Records supplied —
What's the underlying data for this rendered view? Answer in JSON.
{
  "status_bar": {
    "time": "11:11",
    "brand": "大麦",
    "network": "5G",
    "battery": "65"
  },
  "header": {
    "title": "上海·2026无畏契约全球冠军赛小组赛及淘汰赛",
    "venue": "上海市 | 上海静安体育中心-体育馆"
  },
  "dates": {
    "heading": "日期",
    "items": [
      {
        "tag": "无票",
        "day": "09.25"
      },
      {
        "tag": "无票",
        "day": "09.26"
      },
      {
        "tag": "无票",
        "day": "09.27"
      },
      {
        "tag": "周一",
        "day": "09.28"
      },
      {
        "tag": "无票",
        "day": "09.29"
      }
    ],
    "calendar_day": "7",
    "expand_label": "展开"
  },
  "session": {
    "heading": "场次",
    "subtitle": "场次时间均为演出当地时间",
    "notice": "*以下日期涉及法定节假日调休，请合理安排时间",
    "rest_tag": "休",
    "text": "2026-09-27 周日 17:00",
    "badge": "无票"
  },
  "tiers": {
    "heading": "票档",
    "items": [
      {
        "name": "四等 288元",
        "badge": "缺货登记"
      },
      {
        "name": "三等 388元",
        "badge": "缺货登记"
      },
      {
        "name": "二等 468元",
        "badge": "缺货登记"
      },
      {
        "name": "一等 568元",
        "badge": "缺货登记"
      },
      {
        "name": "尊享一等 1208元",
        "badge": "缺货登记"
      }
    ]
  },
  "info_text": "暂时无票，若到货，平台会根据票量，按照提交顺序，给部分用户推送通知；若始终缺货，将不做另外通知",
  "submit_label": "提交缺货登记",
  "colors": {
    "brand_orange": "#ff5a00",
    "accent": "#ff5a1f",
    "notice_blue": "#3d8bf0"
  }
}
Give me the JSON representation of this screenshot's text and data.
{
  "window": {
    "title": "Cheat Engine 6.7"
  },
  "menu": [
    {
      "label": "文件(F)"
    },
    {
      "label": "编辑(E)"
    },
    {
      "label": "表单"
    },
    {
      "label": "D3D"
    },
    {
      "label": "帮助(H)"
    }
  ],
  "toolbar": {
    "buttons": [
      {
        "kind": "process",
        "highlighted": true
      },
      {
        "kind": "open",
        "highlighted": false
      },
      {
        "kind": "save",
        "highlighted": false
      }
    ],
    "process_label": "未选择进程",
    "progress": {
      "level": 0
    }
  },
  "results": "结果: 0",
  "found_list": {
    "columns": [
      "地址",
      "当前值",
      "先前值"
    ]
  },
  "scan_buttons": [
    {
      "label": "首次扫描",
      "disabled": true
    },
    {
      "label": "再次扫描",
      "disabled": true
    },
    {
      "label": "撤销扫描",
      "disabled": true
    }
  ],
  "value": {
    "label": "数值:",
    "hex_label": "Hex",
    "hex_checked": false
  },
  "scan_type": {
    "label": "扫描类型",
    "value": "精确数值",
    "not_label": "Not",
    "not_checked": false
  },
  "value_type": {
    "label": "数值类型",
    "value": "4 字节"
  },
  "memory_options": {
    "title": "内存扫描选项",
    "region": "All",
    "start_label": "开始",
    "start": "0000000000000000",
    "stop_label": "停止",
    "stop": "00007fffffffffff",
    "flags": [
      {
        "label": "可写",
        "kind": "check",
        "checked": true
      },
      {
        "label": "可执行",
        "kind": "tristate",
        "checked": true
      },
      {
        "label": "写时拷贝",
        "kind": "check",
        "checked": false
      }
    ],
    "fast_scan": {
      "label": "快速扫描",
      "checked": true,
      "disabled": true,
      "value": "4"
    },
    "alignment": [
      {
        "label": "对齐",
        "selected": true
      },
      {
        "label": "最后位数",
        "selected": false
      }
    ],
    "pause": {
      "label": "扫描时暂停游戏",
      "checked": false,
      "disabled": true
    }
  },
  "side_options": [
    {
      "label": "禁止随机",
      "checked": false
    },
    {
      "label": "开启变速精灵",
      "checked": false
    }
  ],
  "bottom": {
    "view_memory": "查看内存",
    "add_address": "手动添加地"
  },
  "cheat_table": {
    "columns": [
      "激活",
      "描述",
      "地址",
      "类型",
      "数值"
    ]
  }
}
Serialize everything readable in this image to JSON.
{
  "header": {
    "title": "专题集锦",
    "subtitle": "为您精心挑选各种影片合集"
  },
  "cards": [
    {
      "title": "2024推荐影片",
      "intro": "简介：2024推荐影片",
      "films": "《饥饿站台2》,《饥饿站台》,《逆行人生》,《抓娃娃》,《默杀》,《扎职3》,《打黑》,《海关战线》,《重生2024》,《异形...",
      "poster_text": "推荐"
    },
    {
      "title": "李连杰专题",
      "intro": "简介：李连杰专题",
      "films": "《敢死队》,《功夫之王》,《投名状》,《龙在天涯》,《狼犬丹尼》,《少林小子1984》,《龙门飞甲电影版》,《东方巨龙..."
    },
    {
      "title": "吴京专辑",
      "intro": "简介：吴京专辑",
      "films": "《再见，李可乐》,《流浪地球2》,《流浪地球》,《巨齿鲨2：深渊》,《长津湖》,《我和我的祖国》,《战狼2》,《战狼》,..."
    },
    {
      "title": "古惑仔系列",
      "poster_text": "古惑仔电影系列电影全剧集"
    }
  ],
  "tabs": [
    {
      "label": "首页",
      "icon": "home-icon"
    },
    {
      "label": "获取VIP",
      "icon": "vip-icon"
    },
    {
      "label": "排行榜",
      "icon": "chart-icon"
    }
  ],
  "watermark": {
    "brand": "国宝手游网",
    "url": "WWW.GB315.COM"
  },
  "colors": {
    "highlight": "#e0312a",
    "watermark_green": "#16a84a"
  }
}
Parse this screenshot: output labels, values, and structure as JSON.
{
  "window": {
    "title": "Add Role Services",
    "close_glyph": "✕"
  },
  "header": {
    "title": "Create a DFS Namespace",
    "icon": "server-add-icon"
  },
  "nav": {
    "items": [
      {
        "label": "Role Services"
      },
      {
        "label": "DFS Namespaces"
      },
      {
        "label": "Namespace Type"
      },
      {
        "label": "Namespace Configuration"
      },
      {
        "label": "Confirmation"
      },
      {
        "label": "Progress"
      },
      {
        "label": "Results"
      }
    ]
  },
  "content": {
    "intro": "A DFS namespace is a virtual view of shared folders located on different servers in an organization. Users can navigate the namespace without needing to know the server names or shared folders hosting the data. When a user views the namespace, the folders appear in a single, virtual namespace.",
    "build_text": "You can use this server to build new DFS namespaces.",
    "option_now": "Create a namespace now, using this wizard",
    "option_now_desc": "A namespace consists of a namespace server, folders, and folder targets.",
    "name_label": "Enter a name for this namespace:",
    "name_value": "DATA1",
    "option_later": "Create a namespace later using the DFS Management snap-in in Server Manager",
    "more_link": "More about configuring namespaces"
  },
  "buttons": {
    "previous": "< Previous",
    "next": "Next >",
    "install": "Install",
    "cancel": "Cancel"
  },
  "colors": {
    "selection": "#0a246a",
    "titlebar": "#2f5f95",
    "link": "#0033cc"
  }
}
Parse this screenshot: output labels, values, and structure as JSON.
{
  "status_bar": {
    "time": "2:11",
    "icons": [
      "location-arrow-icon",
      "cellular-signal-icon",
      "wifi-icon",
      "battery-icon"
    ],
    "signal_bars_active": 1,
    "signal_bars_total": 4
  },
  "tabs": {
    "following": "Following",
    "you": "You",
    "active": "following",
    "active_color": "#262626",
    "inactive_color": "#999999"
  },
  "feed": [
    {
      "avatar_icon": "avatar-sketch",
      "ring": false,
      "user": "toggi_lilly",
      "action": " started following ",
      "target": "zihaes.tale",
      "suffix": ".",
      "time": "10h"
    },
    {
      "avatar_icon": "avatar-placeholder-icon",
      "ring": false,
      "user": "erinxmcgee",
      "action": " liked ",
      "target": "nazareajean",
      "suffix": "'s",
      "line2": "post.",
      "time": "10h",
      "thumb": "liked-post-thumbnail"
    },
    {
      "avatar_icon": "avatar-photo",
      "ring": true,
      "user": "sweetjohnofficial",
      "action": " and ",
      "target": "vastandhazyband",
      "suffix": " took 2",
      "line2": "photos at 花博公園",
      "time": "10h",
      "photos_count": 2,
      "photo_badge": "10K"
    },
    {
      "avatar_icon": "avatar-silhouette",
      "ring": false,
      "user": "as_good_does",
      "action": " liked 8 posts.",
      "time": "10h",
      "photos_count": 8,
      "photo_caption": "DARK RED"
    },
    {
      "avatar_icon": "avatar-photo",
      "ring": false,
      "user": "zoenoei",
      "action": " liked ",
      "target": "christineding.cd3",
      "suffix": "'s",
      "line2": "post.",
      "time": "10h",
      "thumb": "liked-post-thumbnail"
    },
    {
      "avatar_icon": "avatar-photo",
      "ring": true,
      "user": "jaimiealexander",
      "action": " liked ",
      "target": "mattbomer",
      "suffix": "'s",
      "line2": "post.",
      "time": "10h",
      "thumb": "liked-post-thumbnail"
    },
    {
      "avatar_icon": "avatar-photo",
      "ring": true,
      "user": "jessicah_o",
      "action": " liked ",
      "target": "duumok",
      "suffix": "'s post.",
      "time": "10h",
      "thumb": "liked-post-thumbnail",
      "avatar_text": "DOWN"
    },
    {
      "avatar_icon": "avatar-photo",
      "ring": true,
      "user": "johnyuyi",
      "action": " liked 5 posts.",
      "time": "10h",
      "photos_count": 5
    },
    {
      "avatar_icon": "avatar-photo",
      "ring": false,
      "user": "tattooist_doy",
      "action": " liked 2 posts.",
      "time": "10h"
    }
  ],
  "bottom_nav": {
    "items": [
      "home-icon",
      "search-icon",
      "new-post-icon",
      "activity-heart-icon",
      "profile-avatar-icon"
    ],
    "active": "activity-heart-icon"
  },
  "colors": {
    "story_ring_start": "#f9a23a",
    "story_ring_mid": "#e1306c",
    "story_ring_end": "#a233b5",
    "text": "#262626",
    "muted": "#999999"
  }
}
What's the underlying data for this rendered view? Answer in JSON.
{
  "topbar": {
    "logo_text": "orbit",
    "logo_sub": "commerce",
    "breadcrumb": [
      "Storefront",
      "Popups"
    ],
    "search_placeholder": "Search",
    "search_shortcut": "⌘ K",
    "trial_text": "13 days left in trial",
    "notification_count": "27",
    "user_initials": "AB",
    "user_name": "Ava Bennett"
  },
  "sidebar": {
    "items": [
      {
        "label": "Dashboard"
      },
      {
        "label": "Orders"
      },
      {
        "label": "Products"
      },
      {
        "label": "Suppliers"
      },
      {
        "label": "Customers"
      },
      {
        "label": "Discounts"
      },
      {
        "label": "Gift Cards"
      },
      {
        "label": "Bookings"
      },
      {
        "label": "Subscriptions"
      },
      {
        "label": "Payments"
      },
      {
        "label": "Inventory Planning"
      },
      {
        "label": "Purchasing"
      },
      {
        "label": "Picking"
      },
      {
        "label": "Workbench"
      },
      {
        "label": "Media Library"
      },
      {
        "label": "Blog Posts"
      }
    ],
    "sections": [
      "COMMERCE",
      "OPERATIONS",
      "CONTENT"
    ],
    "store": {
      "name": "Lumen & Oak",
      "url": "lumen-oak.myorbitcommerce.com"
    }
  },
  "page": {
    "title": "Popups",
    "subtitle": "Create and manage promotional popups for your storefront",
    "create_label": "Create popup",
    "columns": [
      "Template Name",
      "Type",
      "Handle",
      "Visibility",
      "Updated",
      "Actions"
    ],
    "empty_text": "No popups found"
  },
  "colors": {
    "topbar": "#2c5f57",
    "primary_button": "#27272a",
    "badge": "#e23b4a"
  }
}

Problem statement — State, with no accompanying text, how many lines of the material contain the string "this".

Answer box — 9